The laxity with which federal safety regulators have approached autonomous cars more broadly has now created a regulatory vacuum. To date, the Federal Department of Transportation has come up with only policy “guidelines” for autonomous vehicles, while state and local regulators are wan to set clear rules, seemingly in a competition to create the friendliest possible environment in hopes of attracting investment. Already there is no shortage of evidence that some companies expect to be able to defy even these weak local rules — as Uber Technologies Inc. and its Otto division have in California and Nevada.
Developing comprehensive regulations that strike a balance between allowing companies to innovate and protecting public motorways will be a lengthy and difficult process that will extend well past the Trump presidency. DOT’s policy guidelines are not a bad roadmap for the journey. But because they have no teeth, we are headed toward a culture of impunity among the most aggressive firms vying for self-driving domination, which like California’s will struggle to check.
The long-term safety advantages of autonomous cars do not excuse putting Americans at risk in the short term. A new ad-hoc federal policy centered on ramping up monitoring of autonomous car testing, investigation of each report of dangerous activity, and the threat of meaningful penalties for irresponsibility, would make it clear that the NHTSA will not tolerate companies who put the public at risk. And if well-designed, a smart federal monitoring regime could actually make it easier for companies to comply with the wide variety of inconsistent and overlapping local regulations.
Yes, we need to be wary of excessive rules that crush innovation. But it’s possible to come up with relatively simple measures that directly address the root causes of most road deaths, satisfying safety advocates and limited-government types alike. There will be willing corporate partners among the automakers who support the safety benefits of seatbelt interlocks and the technology companies who worry that an irresponsible autonomous-car gold rush could turn the public against their massive investments in technology.

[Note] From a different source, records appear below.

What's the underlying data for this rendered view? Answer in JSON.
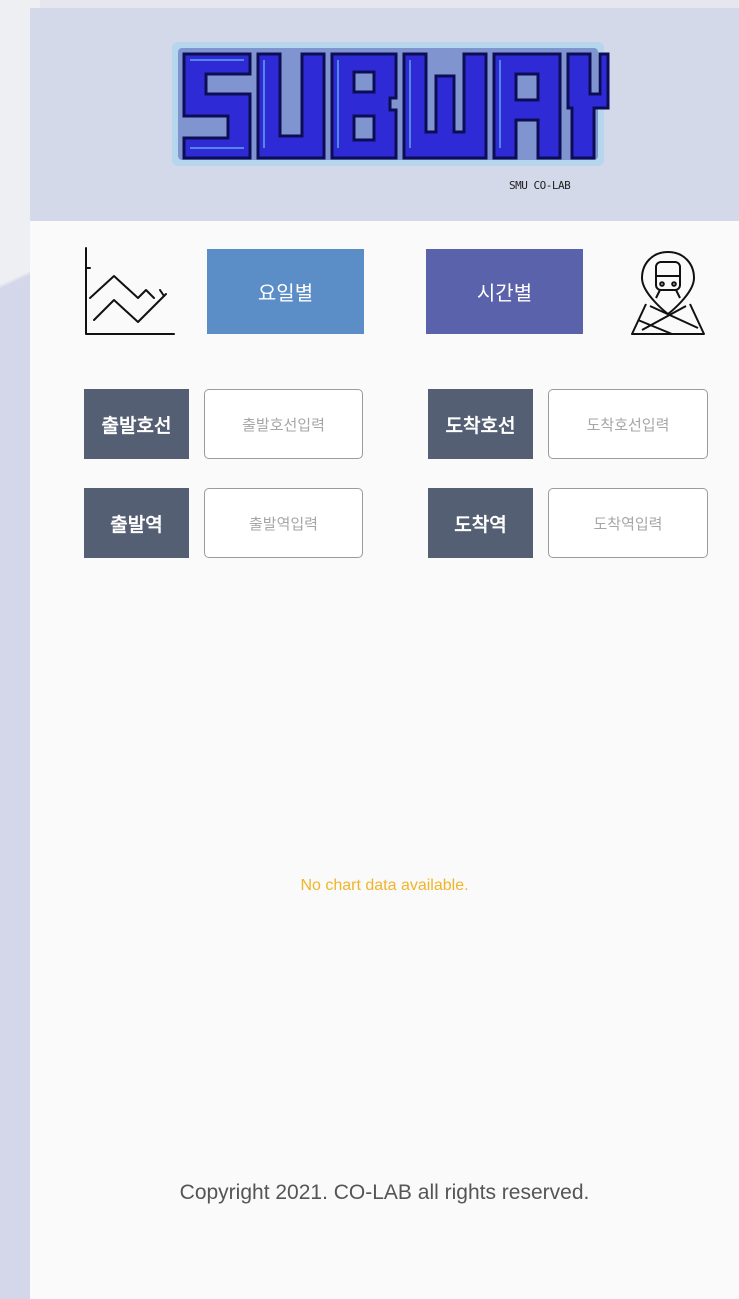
{
  "header": {
    "logo_text": "SUBWAY",
    "logo_subtitle": "SMU CO-LAB"
  },
  "mode_buttons": {
    "by_day": "요일별",
    "by_time": "시간별"
  },
  "icons": {
    "chart": "line-chart-icon",
    "map": "map-pin-train-icon"
  },
  "form": {
    "departure_line_label": "출발호선",
    "departure_line_placeholder": "출발호선입력",
    "arrival_line_label": "도착호선",
    "arrival_line_placeholder": "도착호선입력",
    "departure_station_label": "출발역",
    "departure_station_placeholder": "출발역입력",
    "arrival_station_label": "도착역",
    "arrival_station_placeholder": "도착역입력"
  },
  "chart": {
    "empty_message": "No chart data available."
  },
  "footer": {
    "copyright": "Copyright 2021. CO-LAB all rights reserved."
  },
  "colors": {
    "header_bg": "#d3d9e8",
    "by_day_button": "#5b8dc7",
    "by_time_button": "#5a62ab",
    "label_bg": "#545f73",
    "empty_message": "#f0b429",
    "logo_fill": "#2e2bd6"
  }
}
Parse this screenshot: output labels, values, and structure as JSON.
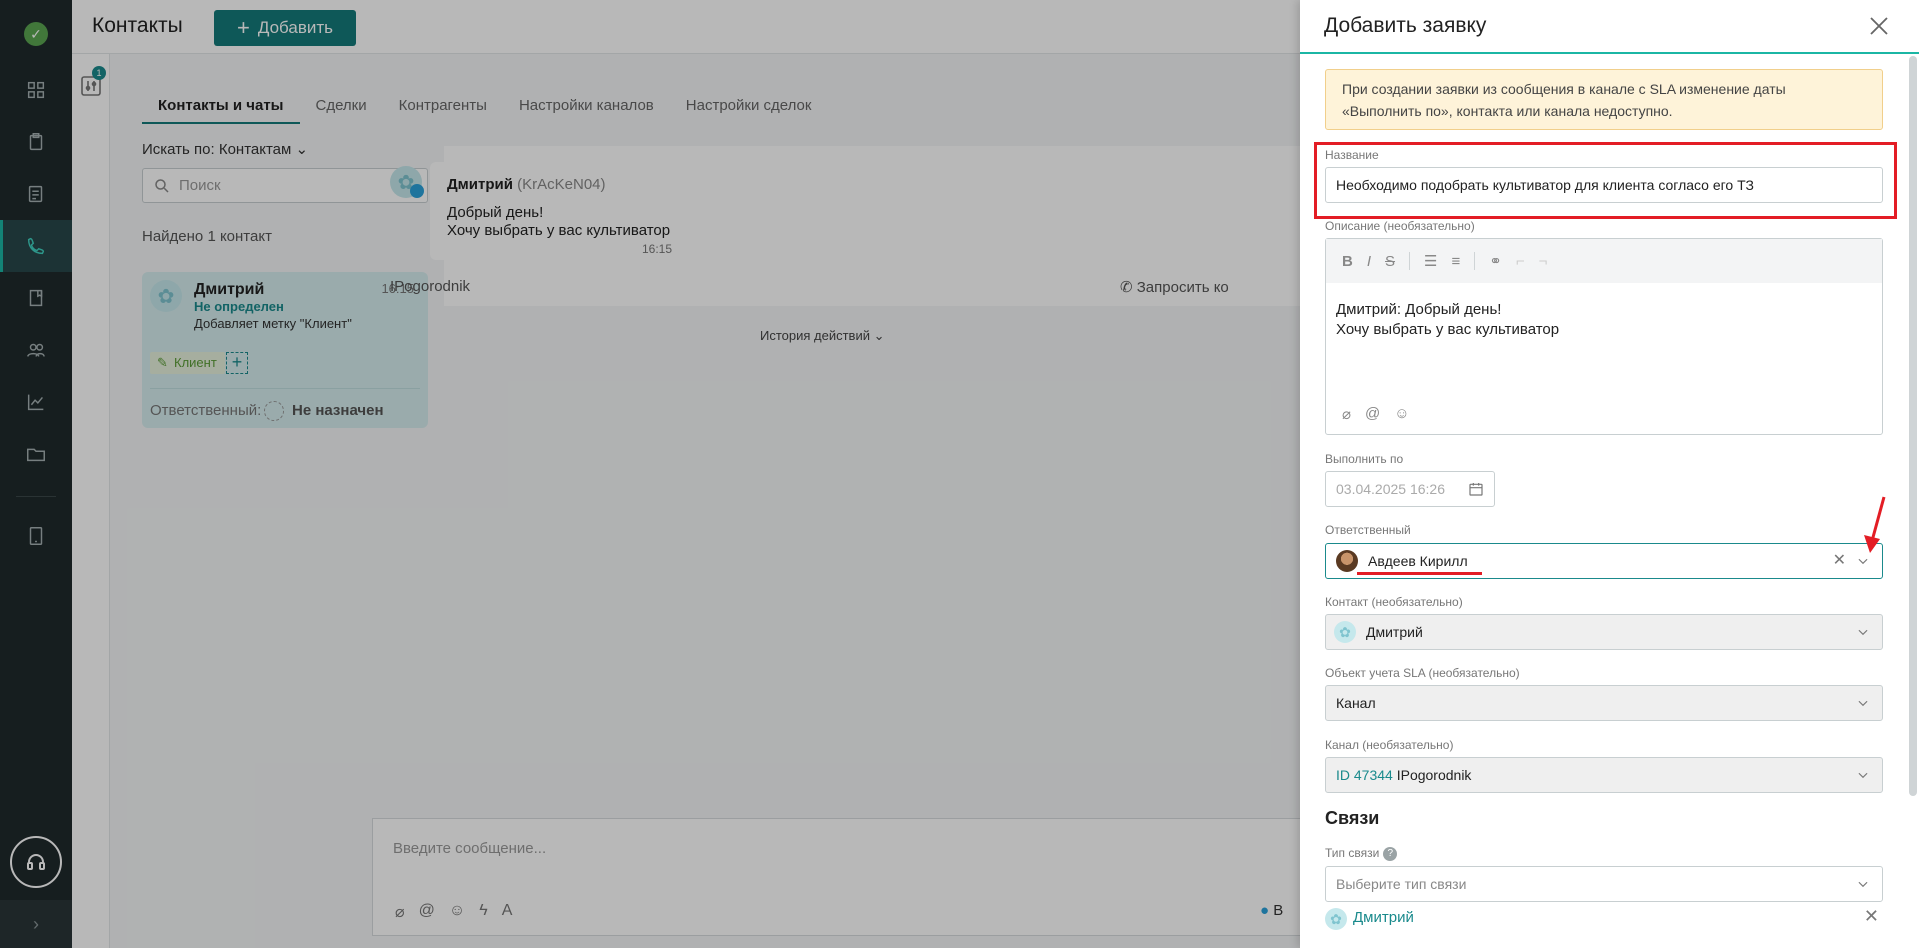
{
  "app": {
    "page_title": "Контакты",
    "add_button": "Добавить",
    "filter_badge": "1",
    "tabs": [
      {
        "label": "Контакты и чаты"
      },
      {
        "label": "Сделки"
      },
      {
        "label": "Контрагенты"
      },
      {
        "label": "Настройки каналов"
      },
      {
        "label": "Настройки сделок"
      }
    ],
    "search_by": "Искать по: Контактам",
    "search_placeholder": "Поиск",
    "found_count": "Найдено 1 контакт",
    "contact_card": {
      "name": "Дмитрий",
      "time": "16:15",
      "status": "Не определен",
      "sub": "Добавляет метку \"Клиент\"",
      "tag": "Клиент",
      "responsible_label": "Ответственный:",
      "responsible_value": "Не назначен"
    },
    "message": {
      "author": "Дмитрий",
      "author_handle": "(KrAcKeN04)",
      "line1": "Добрый день!",
      "line2": "Хочу выбрать у вас культиватор",
      "time": "16:15"
    },
    "channel_name": "IPogorodnik",
    "request_contact": "Запросить ко",
    "history": "История действий",
    "composer_placeholder": "Введите сообщение...",
    "composer_send_label": "В"
  },
  "drawer": {
    "title": "Добавить заявку",
    "warning": "При создании заявки из сообщения в канале с SLA изменение даты «Выполнить по», контакта или канала недоступно.",
    "name_label": "Название",
    "name_value": "Необходимо подобрать культиватор для клиента согласо его ТЗ",
    "description_label": "Описание (необязательно)",
    "description_line1": "Дмитрий: Добрый день!",
    "description_line2": "Хочу выбрать у вас культиватор",
    "due_label": "Выполнить по",
    "due_value": "03.04.2025 16:26",
    "responsible_label": "Ответственный",
    "responsible_value": "Авдеев Кирилл",
    "contact_label": "Контакт (необязательно)",
    "contact_value": "Дмитрий",
    "sla_label": "Объект учета SLA (необязательно)",
    "sla_value": "Канал",
    "channel_label": "Канал (необязательно)",
    "channel_id": "ID 47344",
    "channel_value": "IPogorodnik",
    "links_title": "Связи",
    "link_type_label": "Тип связи",
    "link_type_placeholder": "Выберите тип связи",
    "linked_contact": "Дмитрий"
  },
  "colors": {
    "accent": "#147a7b",
    "highlight": "#e31d25",
    "rail": "#1f2a2c"
  }
}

The core of this new deal is the promise that huge amounts of ineffective and overlapping regulation — governing both traditional auto safety and new autonomous safety challenges — can be replaced by fewer, and more consistently enforced, regulations aimed directly at the heart of the problems. By forging an agenda that satisfies so many seemingly irreconcilable interests, Trump has the opportunity to save lives, improve government and build a new consensus around the inevitable future of transportation.
This column does not necessarily reflect the opinion of the editorial board or Bloomberg LP and its owners. Niedermeyer, an auto-industry analyst, is the co-founder of Daily Kanban and the former editor of the blog The Truth About Cars.